But the spasm of industrial unrest is a symptom of deeper discontent that could spread unless the government and companies learn to negotiate with a more assertive workforce, said Chang, the Beijing professor.

In recent weeks, strikes have broken out at a supplier of locks to Honda and a Toyota Gosei plant that makes parts for Toyota among others. All have since been resolved. China's state-censored media have reported sparingly on the disputes.

It's an outcome of problems built up over a long time, said Chang. Workers no longer accept their conditions, but lack the channels to use milder ways to raise their demands. So they're starting to see that strikes are a way.

A striking Denso worker, reached by telephone, said no compromise was in sight and the workers believed the company was vulnerable to extended pressure. The worker asked to remain anonymous out of fear of punishment.

Denso spokeswoman Yoko Suga said no agreement had yet been reached with workers, who have been negotiating for higher wages and better benefits.

Employees are asking that wages rise from between 1,100 and 1,300 yuan ($161-191) per month to between 1,800 and 1,900 yuan, according to the Denso employee. Other recent disputes have been settled for raises smaller than that.

Automakers who have not faced labor disputes may also find themselves pressed to raise wages, said Lin Huaibin, an analyst with IHS Global Insight.

Carlos Ghosn, the chief executive officer of Nissan, told reporters in Japan on Wednesday that the company was being careful about suppliers to its Chinese plants.

Obviously there is strong growth going on in China, Ghosn said in Yokohama.

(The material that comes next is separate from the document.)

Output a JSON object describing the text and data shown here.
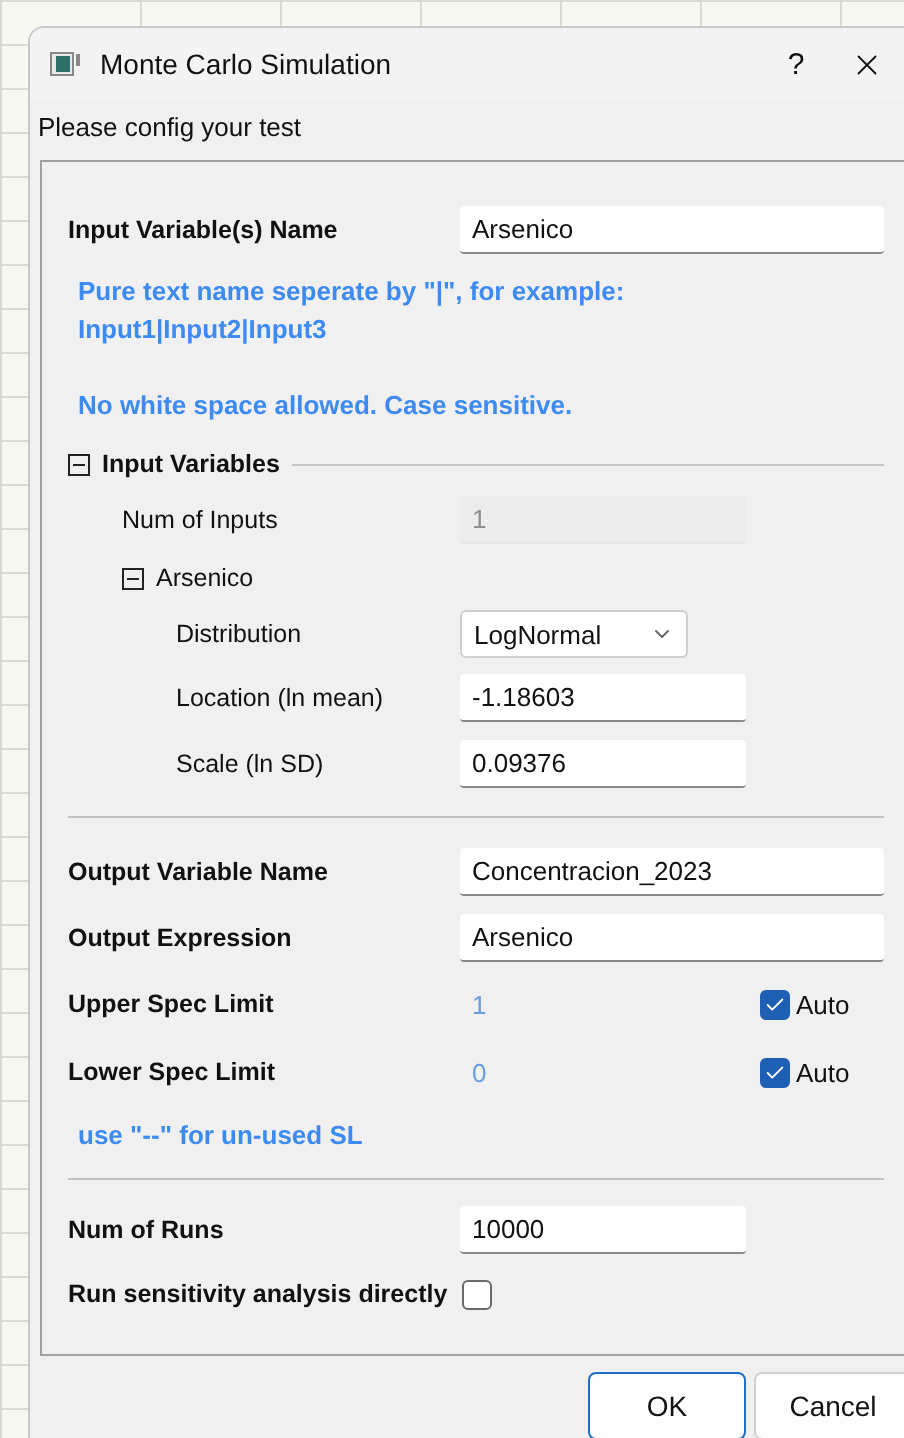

We have to be careful that within this growth we make sure that all the stakeholders -- the suppliers, the employees, everybody -- are being treated very well.

(Additional reporting by Alison Leung, Fang Yan, Nathan Layne, Yumiko Nishitani, Taiga Uranaka and Chris Buckley; Writing by Chris Buckley; Editing by Chris Lewis and Alex Richardson)